Another questionable component of the procedural description is in the use of ‘in a solvent bath’. Currently, this could mean i.) the aliquot was placed in a solvent bath for the purposes of heating it up; ii.) the stock solution of nickel (II) chloride was placed in a solvent bath to heat it up, from which (when the temperature had changed) an aliquot was taken or, ridiculously iii.) the experimenter decided that they were feeling cold so jumped in a solvent bath and then dispensed an aliquot from the solution. . . . the reason why it could mean this is because it [the aliquot sample from the nickel (II) chloride] was measured in the solvent bath, implying the physical act of measuring was taken in a solvent bath.
To put it slightly differently: Alison measured the length of a rod in a field. Was the rod intrinsic to the field (e.g. the act of measuring the rod in the field was important in some way, say, for archaeological preservation) or was the experimenter feeling frivolous enough to measure a rod, which had nothing to do with the field, for reasons aesthetic?
Ridiculous interpretations are often dismissed immediately, but use of idiom can be difficult for readers of English as a second language—adjusting a scientific writing-style for a wide-audience should include the possibility that your words will be read in such a way. The trick to avoid sentence types like the one above is not to overload a single sentence with too much information. I proffer instead:
A 0.2 M solution of nickel (II) chloride [indicate supplier here] was prepared by dissolution of the solid crystals (used as supplied without any further purification), in ethanol. From this solution, a series of 0.5 ml aliquots was taken; these aliquots were then heated to 70 C in a water bath. After heating, each individual aliquot was studied using UV-visible absorption spectroscopy in the wavelength range 320 nm to 450 nm (resolution 0.1 nm). All measurements were undertaken using a Varian Cary 50 spectrophotometer.
One appears to be conscious of the verbosity of the more descriptive paragraph, because it is fairly lengthy and hence visually striking. But it is also unambiguous, which is where one should seek salubrious comfort instead of the ill-fated brevity. Take stock of the very explicit description of the type of measurement undertaken.
‘Spectroscopy’ on its own is not descriptive enough because there are many types of spectroscopic methods: bundling them together under two headings, there is absorption spectroscopy (the sample of interest absorbs light from a known source) or there is emission spectroscopy (the sample emits light). In this case, we have chosen absorption spectroscopy, but even then it is not enough: there is absorption in the x-ray, ultraviolet, visible, IR, microwave etc.
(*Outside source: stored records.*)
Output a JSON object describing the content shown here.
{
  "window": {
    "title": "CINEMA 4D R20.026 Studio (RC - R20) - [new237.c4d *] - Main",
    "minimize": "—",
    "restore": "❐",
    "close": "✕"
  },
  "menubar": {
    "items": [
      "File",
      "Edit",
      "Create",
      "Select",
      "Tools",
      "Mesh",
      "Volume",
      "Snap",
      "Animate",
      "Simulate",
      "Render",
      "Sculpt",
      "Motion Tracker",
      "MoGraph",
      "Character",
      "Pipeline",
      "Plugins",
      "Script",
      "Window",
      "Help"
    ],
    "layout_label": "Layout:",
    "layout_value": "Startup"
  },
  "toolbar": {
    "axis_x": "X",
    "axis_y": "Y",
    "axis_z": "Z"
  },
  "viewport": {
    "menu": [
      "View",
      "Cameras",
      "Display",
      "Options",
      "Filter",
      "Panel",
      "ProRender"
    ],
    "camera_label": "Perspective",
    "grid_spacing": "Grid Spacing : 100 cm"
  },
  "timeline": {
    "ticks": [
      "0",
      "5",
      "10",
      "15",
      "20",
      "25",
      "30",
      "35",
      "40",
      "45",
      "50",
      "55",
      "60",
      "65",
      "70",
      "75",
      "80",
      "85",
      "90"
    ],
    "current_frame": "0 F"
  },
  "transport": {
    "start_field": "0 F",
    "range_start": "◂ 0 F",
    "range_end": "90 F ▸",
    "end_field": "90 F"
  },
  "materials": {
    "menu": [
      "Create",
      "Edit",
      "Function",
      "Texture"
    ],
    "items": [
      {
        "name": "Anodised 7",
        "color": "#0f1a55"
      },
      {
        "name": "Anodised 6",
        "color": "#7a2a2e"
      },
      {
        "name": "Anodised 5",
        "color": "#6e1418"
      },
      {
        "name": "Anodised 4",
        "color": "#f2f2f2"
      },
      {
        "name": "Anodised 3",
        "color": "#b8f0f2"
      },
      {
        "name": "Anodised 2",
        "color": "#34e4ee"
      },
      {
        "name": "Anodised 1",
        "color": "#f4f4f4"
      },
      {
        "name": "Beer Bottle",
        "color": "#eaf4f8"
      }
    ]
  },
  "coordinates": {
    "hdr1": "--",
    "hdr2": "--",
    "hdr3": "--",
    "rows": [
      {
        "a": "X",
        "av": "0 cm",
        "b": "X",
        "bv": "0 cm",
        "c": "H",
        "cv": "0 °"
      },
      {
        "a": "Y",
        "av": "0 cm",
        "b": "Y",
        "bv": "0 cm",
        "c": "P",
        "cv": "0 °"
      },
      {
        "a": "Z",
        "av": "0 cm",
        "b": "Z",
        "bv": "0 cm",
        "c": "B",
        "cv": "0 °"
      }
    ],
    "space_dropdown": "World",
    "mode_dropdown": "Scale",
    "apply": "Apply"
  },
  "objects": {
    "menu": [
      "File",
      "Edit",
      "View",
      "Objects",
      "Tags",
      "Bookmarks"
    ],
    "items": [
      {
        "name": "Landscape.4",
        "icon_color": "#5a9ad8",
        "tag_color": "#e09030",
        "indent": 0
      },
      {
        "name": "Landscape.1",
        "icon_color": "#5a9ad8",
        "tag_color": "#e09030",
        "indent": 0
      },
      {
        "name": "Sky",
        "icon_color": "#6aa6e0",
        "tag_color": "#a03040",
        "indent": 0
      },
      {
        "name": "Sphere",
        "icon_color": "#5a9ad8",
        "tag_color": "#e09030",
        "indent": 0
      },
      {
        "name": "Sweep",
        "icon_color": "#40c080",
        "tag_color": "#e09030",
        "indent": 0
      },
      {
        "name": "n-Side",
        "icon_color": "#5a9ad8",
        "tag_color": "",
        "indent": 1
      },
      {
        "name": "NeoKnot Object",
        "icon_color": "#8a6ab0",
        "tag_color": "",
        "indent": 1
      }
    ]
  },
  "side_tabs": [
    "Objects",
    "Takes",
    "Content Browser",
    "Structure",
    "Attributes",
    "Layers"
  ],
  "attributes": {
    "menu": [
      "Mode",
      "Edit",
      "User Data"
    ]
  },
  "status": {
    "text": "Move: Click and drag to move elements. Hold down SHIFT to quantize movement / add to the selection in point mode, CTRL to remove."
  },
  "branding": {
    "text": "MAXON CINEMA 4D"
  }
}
Which region are you using to probe your sample?
I always stress upon students the necessity to write in full sentences rather than bullet pointed lists (or numbers, or symbols for the pedantic students; they try). This should be avoided because even though this is a convenient representation readily traced by a finger for a step-wise synthesis, it is fairly prone to sloppy colloquialism (from poor style comes poor grammar, poor handwriting) and for the most important fact of all that we should take enormous pride in being literate.
One student asked me ‘when you say don’t write in bullet points, what do you mean?
Say, you walk in to a library and pick up any book. Any novel, or textbook. Write that way.
Featured Photograph: Ceiling detail from the Reynold’s Room of the Royal Academy in Burlington House, London (taken Jan. 7th 2017, Ryan S. McMullen); the room in which Charles Darwin and Alfred Russel Wallace presented their papers on Natural Selection. The gilded gesso has merely been retouched since being applied in 1814.